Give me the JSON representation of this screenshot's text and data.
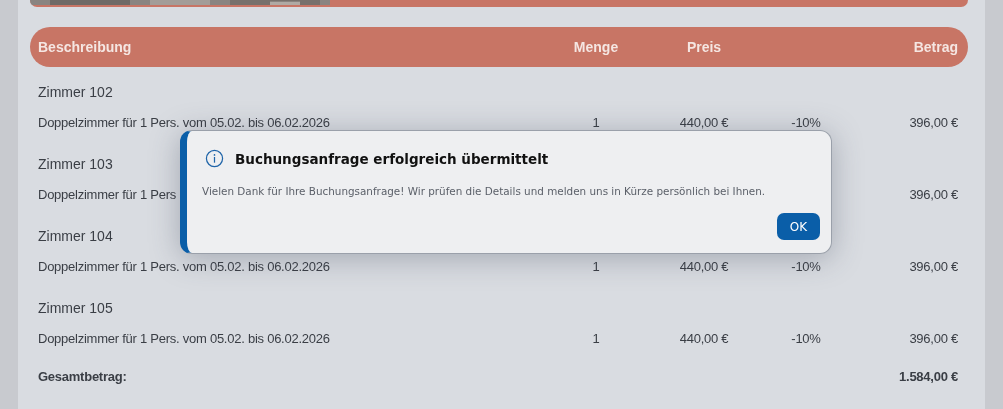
{
  "table": {
    "headers": {
      "description": "Beschreibung",
      "quantity": "Menge",
      "price": "Preis",
      "amount": "Betrag"
    },
    "rooms": [
      {
        "name": "Zimmer 102",
        "description": "Doppelzimmer für 1 Pers. vom 05.02. bis 06.02.2026",
        "quantity": "1",
        "price": "440,00 €",
        "discount": "-10%",
        "amount": "396,00 €"
      },
      {
        "name": "Zimmer 103",
        "description": "Doppelzimmer für 1 Pers",
        "amount": "396,00 €"
      },
      {
        "name": "Zimmer 104",
        "description": "Doppelzimmer für 1 Pers. vom 05.02. bis 06.02.2026",
        "quantity": "1",
        "price": "440,00 €",
        "discount": "-10%",
        "amount": "396,00 €"
      },
      {
        "name": "Zimmer 105",
        "description": "Doppelzimmer für 1 Pers. vom 05.02. bis 06.02.2026",
        "quantity": "1",
        "price": "440,00 €",
        "discount": "-10%",
        "amount": "396,00 €"
      }
    ],
    "total": {
      "label": "Gesamtbetrag:",
      "amount": "1.584,00 €"
    }
  },
  "dialog": {
    "title": "Buchungsanfrage erfolgreich übermittelt",
    "message": "Vielen Dank für Ihre Buchungsanfrage! Wir prüfen die Details und melden uns in Kürze persönlich bei Ihnen.",
    "button": "OK"
  }
}
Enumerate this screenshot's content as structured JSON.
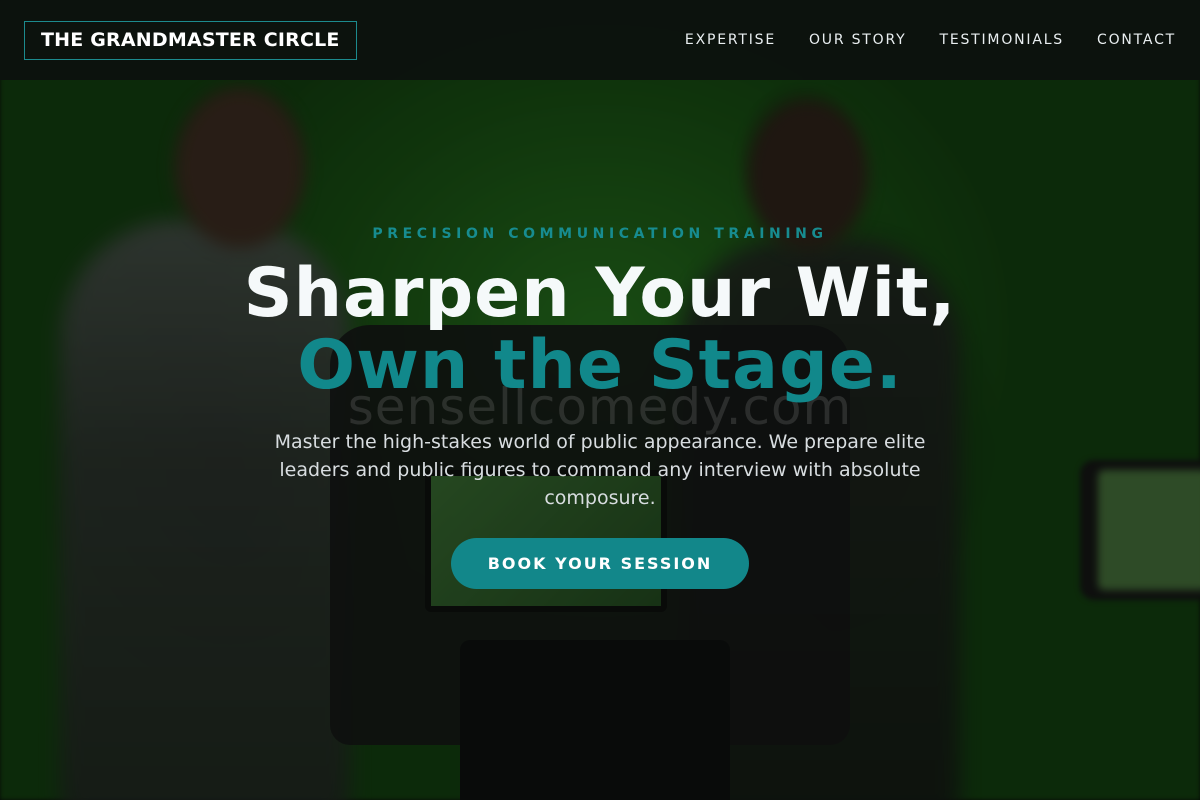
{
  "header": {
    "brand": "THE GRANDMASTER CIRCLE",
    "nav": [
      {
        "label": "EXPERTISE"
      },
      {
        "label": "OUR STORY"
      },
      {
        "label": "TESTIMONIALS"
      },
      {
        "label": "CONTACT"
      }
    ]
  },
  "hero": {
    "eyebrow": "PRECISION COMMUNICATION TRAINING",
    "headline_line1": "Sharpen Your Wit,",
    "headline_line2": "Own the Stage.",
    "watermark": "sensellcomedy.com",
    "subtitle": "Master the high-stakes world of public appearance. We prepare elite leaders and public figures to command any interview with absolute composure.",
    "cta_label": "BOOK YOUR SESSION"
  },
  "colors": {
    "accent": "#12878a",
    "header_bg": "#0c120e",
    "hero_green": "#2e8a24"
  }
}
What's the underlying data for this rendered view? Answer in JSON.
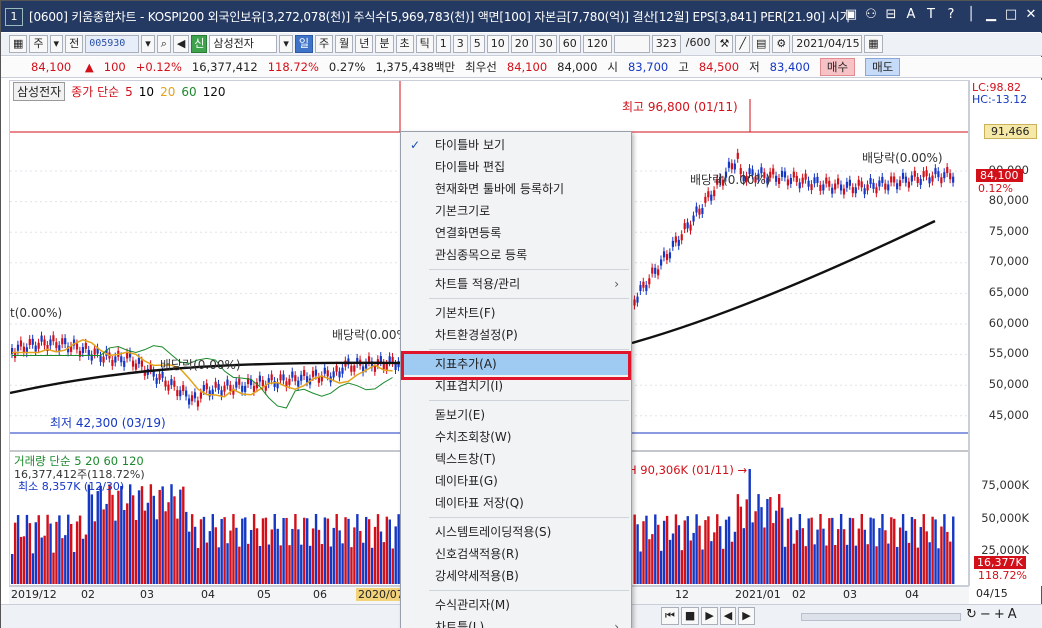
{
  "window": {
    "number": "1",
    "title": "[0600] 키움종합차트 - KOSPI200 외국인보유[3,272,078(천)] 주식수[5,969,783(천)] 액면[100] 자본금[7,780(억)] 결산[12월] EPS[3,841] PER[21.90] 시가"
  },
  "toolbar": {
    "market": "주",
    "scope": "전",
    "code": "005930",
    "credit_badge": "신",
    "stock_name": "삼성전자",
    "periods": [
      "일",
      "주",
      "월",
      "년",
      "분",
      "초",
      "틱"
    ],
    "active_period": "일",
    "intervals": [
      "1",
      "3",
      "5",
      "10",
      "20",
      "30",
      "60",
      "120"
    ],
    "count": "323",
    "count_max": "/600",
    "date": "2021/04/15"
  },
  "quote": {
    "price": "84,100",
    "change": "100",
    "change_pct": "+0.12%",
    "volume": "16,377,412",
    "volume_ratio": "118.72%",
    "turnover_pct": "0.27%",
    "amount": "1,375,438백만",
    "seller_label": "최우선",
    "best_ask": "84,100",
    "best_bid": "84,000",
    "open_label": "시",
    "open": "83,700",
    "high_label": "고",
    "high": "84,500",
    "low_label": "저",
    "low": "83,400",
    "buy_label": "매수",
    "sell_label": "매도"
  },
  "legend": {
    "name": "삼성전자",
    "series": "종가 단순",
    "ma": [
      {
        "period": "5",
        "color": "#d2101a"
      },
      {
        "period": "10",
        "color": "#000000"
      },
      {
        "period": "20",
        "color": "#e3a21a"
      },
      {
        "period": "60",
        "color": "#1c8a2c"
      },
      {
        "period": "120",
        "color": "#111111"
      }
    ]
  },
  "annotations": {
    "max_label": "최고 96,800 (01/11)",
    "min_label": "최저 42,300 (03/19)",
    "dividend_1": "배당락(0.00%)",
    "dividend_2": "배당락(0.00%)",
    "dividend_3": "배당락(0.00%)",
    "dividend_4": "배당락(0.00%)",
    "dividend_5": "배당락(0.00%)",
    "dividend_1_short": "t(0.00%)"
  },
  "price_axis": {
    "lc": "LC:98.82",
    "hc": "HC:-13.12",
    "ticks": [
      "90,000",
      "85,000",
      "80,000",
      "75,000",
      "70,000",
      "65,000",
      "60,000",
      "55,000",
      "50,000",
      "45,000"
    ],
    "current_box": "91,466",
    "current_price_tag": "84,100",
    "current_pct_tag": "0.12%",
    "grid_color": "#e0e3e8"
  },
  "volume_panel": {
    "title": "거래량 단순",
    "ma": [
      "5",
      "20",
      "60",
      "120"
    ],
    "value": "16,377,412주(118.72%)",
    "min_label": "최소 8,357K (12/30)",
    "max_label": "H 90,306K (01/11)",
    "ticks": [
      "75,000K",
      "50,000K",
      "25,000K"
    ],
    "tag_value": "16,377K",
    "tag_pct": "118.72%"
  },
  "time_axis": {
    "labels": [
      "2019/12",
      "02",
      "03",
      "04",
      "05",
      "06",
      "2020/07",
      "12",
      "2021/01",
      "02",
      "03",
      "04",
      "04/15"
    ]
  },
  "context_menu": {
    "items": [
      {
        "label": "타이틀바 보기",
        "checked": true
      },
      {
        "label": "타이틀바 편집"
      },
      {
        "label": "현재화면 툴바에 등록하기"
      },
      {
        "label": "기본크기로"
      },
      {
        "label": "연결화면등록"
      },
      {
        "label": "관심종목으로 등록"
      },
      {
        "label": "차트틀 적용/관리",
        "submenu": true
      },
      {
        "label": "기본차트(F)"
      },
      {
        "label": "차트환경설정(P)"
      },
      {
        "label": "지표추가(A)",
        "selected": true
      },
      {
        "label": "지표겹치기(I)"
      },
      {
        "label": "돋보기(E)"
      },
      {
        "label": "수치조회창(W)"
      },
      {
        "label": "텍스트창(T)"
      },
      {
        "label": "데이타표(G)"
      },
      {
        "label": "데이타표 저장(Q)"
      },
      {
        "label": "시스템트레이딩적용(S)"
      },
      {
        "label": "신호검색적용(R)"
      },
      {
        "label": "강세약세적용(B)"
      },
      {
        "label": "수식관리자(M)"
      },
      {
        "label": "차트틀(L)",
        "submenu": true
      }
    ]
  },
  "colors": {
    "title_bg": "#253a63",
    "up": "#d2101a",
    "down": "#1437c4",
    "highlight_border": "#e0142a",
    "selected_bg": "#9fcaf2"
  }
}
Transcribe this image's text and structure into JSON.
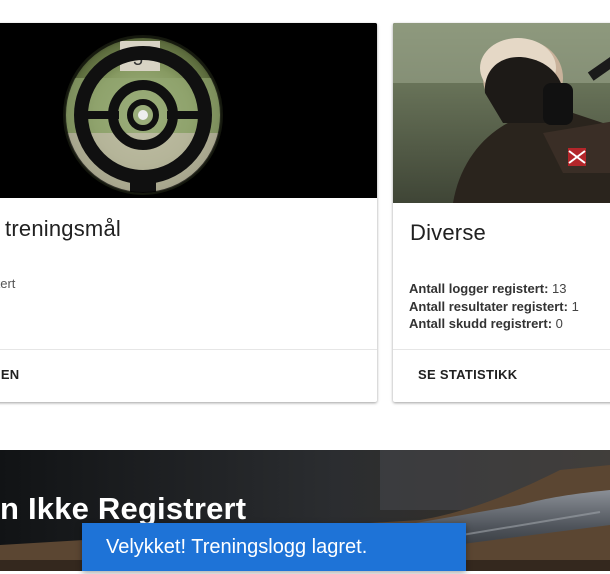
{
  "cards": [
    {
      "title": "te treningsmål",
      "text": "gistert",
      "action": "GGEN",
      "image": "scope-target-view"
    },
    {
      "title": "Diverse",
      "stats": [
        {
          "label": "Antall logger registert:",
          "value": "13"
        },
        {
          "label": "Antall resultater registert:",
          "value": "1"
        },
        {
          "label": "Antall skudd registrert:",
          "value": "0"
        }
      ],
      "action": "SE STATISTIKK",
      "image": "shooter-prone-rifle"
    }
  ],
  "banner": {
    "title": "n Ikke Registrert",
    "image": "rifle-barrel-closeup"
  },
  "snackbar": {
    "message": "Velykket! Treningslogg lagret.",
    "color": "#1e73d7"
  }
}
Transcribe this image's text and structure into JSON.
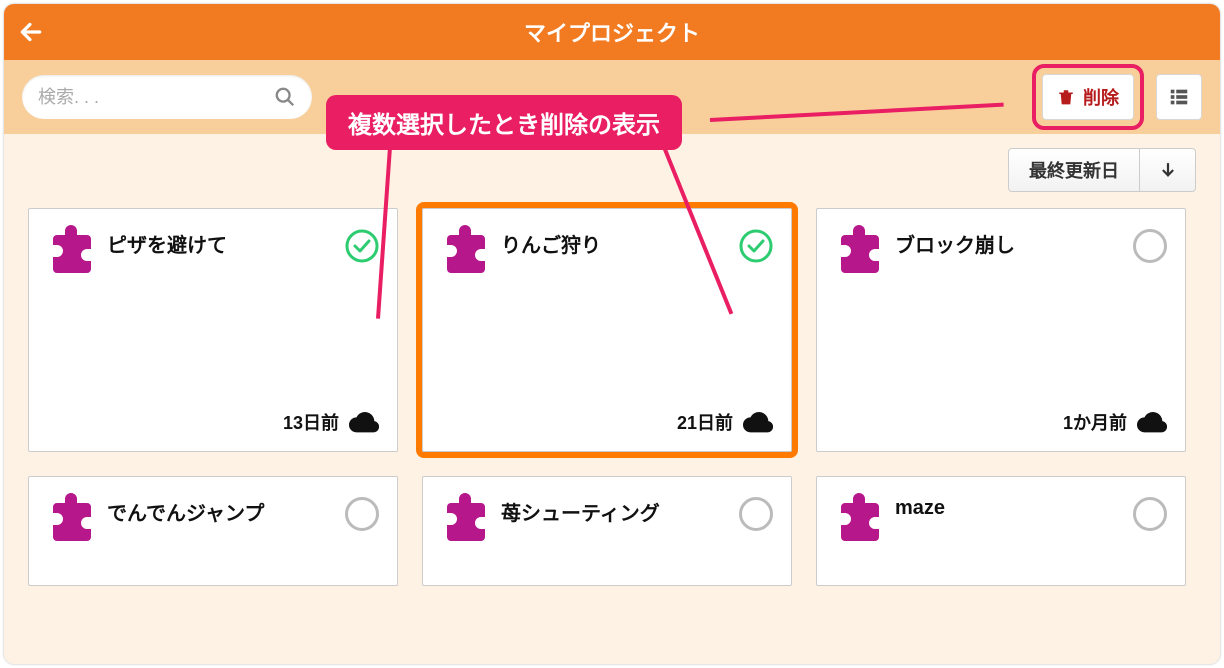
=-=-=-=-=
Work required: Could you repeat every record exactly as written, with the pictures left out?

Response for this exercise:
Give me the JSON representation of this screenshot's text and data.
{
  "table": {
    "headers": {
      "description": "Beschreibung",
      "quantity": "Menge",
      "price": "Preis",
      "amount": "Betrag"
    },
    "rooms": [
      {
        "name": "Zimmer 102",
        "description": "Doppelzimmer für 1 Pers. vom 05.02. bis 06.02.2026",
        "quantity": "1",
        "price": "440,00 €",
        "discount": "-10%",
        "amount": "396,00 €"
      },
      {
        "name": "Zimmer 103",
        "description": "Doppelzimmer für 1 Pers",
        "amount": "396,00 €"
      },
      {
        "name": "Zimmer 104",
        "description": "Doppelzimmer für 1 Pers. vom 05.02. bis 06.02.2026",
        "quantity": "1",
        "price": "440,00 €",
        "discount": "-10%",
        "amount": "396,00 €"
      },
      {
        "name": "Zimmer 105",
        "description": "Doppelzimmer für 1 Pers. vom 05.02. bis 06.02.2026",
        "quantity": "1",
        "price": "440,00 €",
        "discount": "-10%",
        "amount": "396,00 €"
      }
    ],
    "total": {
      "label": "Gesamtbetrag:",
      "amount": "1.584,00 €"
    }
  },
  "dialog": {
    "title": "Buchungsanfrage erfolgreich übermittelt",
    "message": "Vielen Dank für Ihre Buchungsanfrage! Wir prüfen die Details und melden uns in Kürze persönlich bei Ihnen.",
    "button": "OK"
  }
}
Enumerate this screenshot's content as structured JSON.
{
  "header": {
    "brand": "THE GRANDMASTER CIRCLE",
    "nav": [
      {
        "label": "EXPERTISE"
      },
      {
        "label": "OUR STORY"
      },
      {
        "label": "TESTIMONIALS"
      },
      {
        "label": "CONTACT"
      }
    ]
  },
  "hero": {
    "eyebrow": "PRECISION COMMUNICATION TRAINING",
    "headline_line1": "Sharpen Your Wit,",
    "headline_line2": "Own the Stage.",
    "watermark": "sensellcomedy.com",
    "subtitle": "Master the high-stakes world of public appearance. We prepare elite leaders and public figures to command any interview with absolute composure.",
    "cta_label": "BOOK YOUR SESSION"
  },
  "colors": {
    "accent": "#12878a",
    "header_bg": "#0c120e",
    "hero_green": "#2e8a24"
  }
}
What's the underlying data for this rendered view? Answer in JSON.
{
  "window": {
    "number": "1",
    "title": "[0600] 키움종합차트 - KOSPI200 외국인보유[3,272,078(천)] 주식수[5,969,783(천)] 액면[100] 자본금[7,780(억)] 결산[12월] EPS[3,841] PER[21.90] 시가"
  },
  "toolbar": {
    "market": "주",
    "scope": "전",
    "code": "005930",
    "credit_badge": "신",
    "stock_name": "삼성전자",
    "periods": [
      "일",
      "주",
      "월",
      "년",
      "분",
      "초",
      "틱"
    ],
    "active_period": "일",
    "intervals": [
      "1",
      "3",
      "5",
      "10",
      "20",
      "30",
      "60",
      "120"
    ],
    "count": "323",
    "count_max": "/600",
    "date": "2021/04/15"
  },
  "quote": {
    "price": "84,100",
    "change": "100",
    "change_pct": "+0.12%",
    "volume": "16,377,412",
    "volume_ratio": "118.72%",
    "turnover_pct": "0.27%",
    "amount": "1,375,438백만",
    "seller_label": "최우선",
    "best_ask": "84,100",
    "best_bid": "84,000",
    "open_label": "시",
    "open": "83,700",
    "high_label": "고",
    "high": "84,500",
    "low_label": "저",
    "low": "83,400",
    "buy_label": "매수",
    "sell_label": "매도"
  },
  "legend": {
    "name": "삼성전자",
    "series": "종가 단순",
    "ma": [
      {
        "period": "5",
        "color": "#d2101a"
      },
      {
        "period": "10",
        "color": "#000000"
      },
      {
        "period": "20",
        "color": "#e3a21a"
      },
      {
        "period": "60",
        "color": "#1c8a2c"
      },
      {
        "period": "120",
        "color": "#111111"
      }
    ]
  },
  "annotations": {
    "max_label": "최고 96,800 (01/11)",
    "min_label": "최저 42,300 (03/19)",
    "dividend_1": "배당락(0.00%)",
    "dividend_2": "배당락(0.00%)",
    "dividend_3": "배당락(0.00%)",
    "dividend_4": "배당락(0.00%)",
    "dividend_5": "배당락(0.00%)",
    "dividend_1_short": "t(0.00%)"
  },
  "price_axis": {
    "lc": "LC:98.82",
    "hc": "HC:-13.12",
    "ticks": [
      "90,000",
      "85,000",
      "80,000",
      "75,000",
      "70,000",
      "65,000",
      "60,000",
      "55,000",
      "50,000",
      "45,000"
    ],
    "current_box": "91,466",
    "current_price_tag": "84,100",
    "current_pct_tag": "0.12%",
    "grid_color": "#e0e3e8"
  },
  "volume_panel": {
    "title": "거래량 단순",
    "ma": [
      "5",
      "20",
      "60",
      "120"
    ],
    "value": "16,377,412주(118.72%)",
    "min_label": "최소 8,357K (12/30)",
    "max_label": "H 90,306K (01/11)",
    "ticks": [
      "75,000K",
      "50,000K",
      "25,000K"
    ],
    "tag_value": "16,377K",
    "tag_pct": "118.72%"
  },
  "time_axis": {
    "labels": [
      "2019/12",
      "02",
      "03",
      "04",
      "05",
      "06",
      "2020/07",
      "12",
      "2021/01",
      "02",
      "03",
      "04",
      "04/15"
    ]
  },
  "context_menu": {
    "items": [
      {
        "label": "타이틀바 보기",
        "checked": true
      },
      {
        "label": "타이틀바 편집"
      },
      {
        "label": "현재화면 툴바에 등록하기"
      },
      {
        "label": "기본크기로"
      },
      {
        "label": "연결화면등록"
      },
      {
        "label": "관심종목으로 등록"
      },
      {
        "label": "차트틀 적용/관리",
        "submenu": true
      },
      {
        "label": "기본차트(F)"
      },
      {
        "label": "차트환경설정(P)"
      },
      {
        "label": "지표추가(A)",
        "selected": true
      },
      {
        "label": "지표겹치기(I)"
      },
      {
        "label": "돋보기(E)"
      },
      {
        "label": "수치조회창(W)"
      },
      {
        "label": "텍스트창(T)"
      },
      {
        "label": "데이타표(G)"
      },
      {
        "label": "데이타표 저장(Q)"
      },
      {
        "label": "시스템트레이딩적용(S)"
      },
      {
        "label": "신호검색적용(R)"
      },
      {
        "label": "강세약세적용(B)"
      },
      {
        "label": "수식관리자(M)"
      },
      {
        "label": "차트틀(L)",
        "submenu": true
      }
    ]
  },
  "colors": {
    "title_bg": "#253a63",
    "up": "#d2101a",
    "down": "#1437c4",
    "highlight_border": "#e0142a",
    "selected_bg": "#9fcaf2"
  }
}
Transcribe this image's text and structure into JSON.
{
  "cards": [
    {
      "title": "te treningsmål",
      "text": "gistert",
      "action": "GGEN",
      "image": "scope-target-view"
    },
    {
      "title": "Diverse",
      "stats": [
        {
          "label": "Antall logger registert:",
          "value": "13"
        },
        {
          "label": "Antall resultater registert:",
          "value": "1"
        },
        {
          "label": "Antall skudd registrert:",
          "value": "0"
        }
      ],
      "action": "SE STATISTIKK",
      "image": "shooter-prone-rifle"
    }
  ],
  "banner": {
    "title": "n Ikke Registrert",
    "image": "rifle-barrel-closeup"
  },
  "snackbar": {
    "message": "Velykket! Treningslogg lagret.",
    "color": "#1e73d7"
  }
}
Transcribe this image's text and structure into JSON.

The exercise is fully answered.